_Stored entries:_
--- START ---

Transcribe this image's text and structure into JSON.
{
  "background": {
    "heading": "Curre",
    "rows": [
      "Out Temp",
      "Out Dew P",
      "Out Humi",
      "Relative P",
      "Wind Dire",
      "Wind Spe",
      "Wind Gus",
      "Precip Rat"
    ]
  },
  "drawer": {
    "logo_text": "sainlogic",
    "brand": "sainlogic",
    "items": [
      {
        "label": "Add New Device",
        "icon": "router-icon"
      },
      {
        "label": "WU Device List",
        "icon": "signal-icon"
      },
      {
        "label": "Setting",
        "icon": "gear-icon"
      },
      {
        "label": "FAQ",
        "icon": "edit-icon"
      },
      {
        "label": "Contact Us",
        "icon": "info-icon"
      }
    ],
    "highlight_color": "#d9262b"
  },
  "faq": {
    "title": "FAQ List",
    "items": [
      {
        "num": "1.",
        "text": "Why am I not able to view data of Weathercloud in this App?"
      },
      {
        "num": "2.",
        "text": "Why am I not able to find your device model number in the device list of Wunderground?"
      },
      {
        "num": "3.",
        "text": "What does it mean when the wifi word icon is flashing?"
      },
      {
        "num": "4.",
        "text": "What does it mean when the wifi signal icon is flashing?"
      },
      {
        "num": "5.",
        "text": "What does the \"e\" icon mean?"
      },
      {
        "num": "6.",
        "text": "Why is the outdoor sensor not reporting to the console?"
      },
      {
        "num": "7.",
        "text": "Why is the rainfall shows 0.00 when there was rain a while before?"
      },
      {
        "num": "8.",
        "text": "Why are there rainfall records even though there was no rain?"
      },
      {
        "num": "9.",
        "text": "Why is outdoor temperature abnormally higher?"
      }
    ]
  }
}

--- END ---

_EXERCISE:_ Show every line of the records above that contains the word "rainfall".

_FINISHED TASK:_
        "text": "Why is the rainfall shows 0.00 when there was rain a while before?"
        "text": "Why are there rainfall records even though there was no rain?"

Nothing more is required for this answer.